EXERCISE PROMPT: Filter the data for lines with the word "Check" and copy those lines.

DATA SUPPLIED:
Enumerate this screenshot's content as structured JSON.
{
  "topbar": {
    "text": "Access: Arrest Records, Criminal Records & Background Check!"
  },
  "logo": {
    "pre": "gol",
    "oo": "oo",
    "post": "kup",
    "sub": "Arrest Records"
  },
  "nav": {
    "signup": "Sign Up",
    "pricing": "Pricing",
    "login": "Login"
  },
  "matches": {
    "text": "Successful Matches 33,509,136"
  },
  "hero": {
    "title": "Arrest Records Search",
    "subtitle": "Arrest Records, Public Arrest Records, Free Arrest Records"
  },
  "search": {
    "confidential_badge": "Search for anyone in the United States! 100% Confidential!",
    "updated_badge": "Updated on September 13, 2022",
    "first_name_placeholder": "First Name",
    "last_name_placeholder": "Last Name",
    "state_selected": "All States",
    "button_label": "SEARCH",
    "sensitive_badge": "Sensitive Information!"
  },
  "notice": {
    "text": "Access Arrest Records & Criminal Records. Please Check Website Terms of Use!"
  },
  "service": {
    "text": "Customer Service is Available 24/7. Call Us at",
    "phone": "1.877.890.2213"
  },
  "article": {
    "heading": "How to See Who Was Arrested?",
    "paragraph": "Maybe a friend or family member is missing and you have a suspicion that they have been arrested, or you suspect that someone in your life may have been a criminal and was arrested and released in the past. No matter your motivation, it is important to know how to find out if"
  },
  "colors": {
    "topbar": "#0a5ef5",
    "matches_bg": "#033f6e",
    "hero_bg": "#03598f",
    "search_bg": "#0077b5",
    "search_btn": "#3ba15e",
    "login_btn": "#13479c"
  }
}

OUTPUT OF THE EXERCISE:
    "text": "Access: Arrest Records, Criminal Records & Background Check!"
    "text": "Access Arrest Records & Criminal Records. Please Check Website Terms of Use!"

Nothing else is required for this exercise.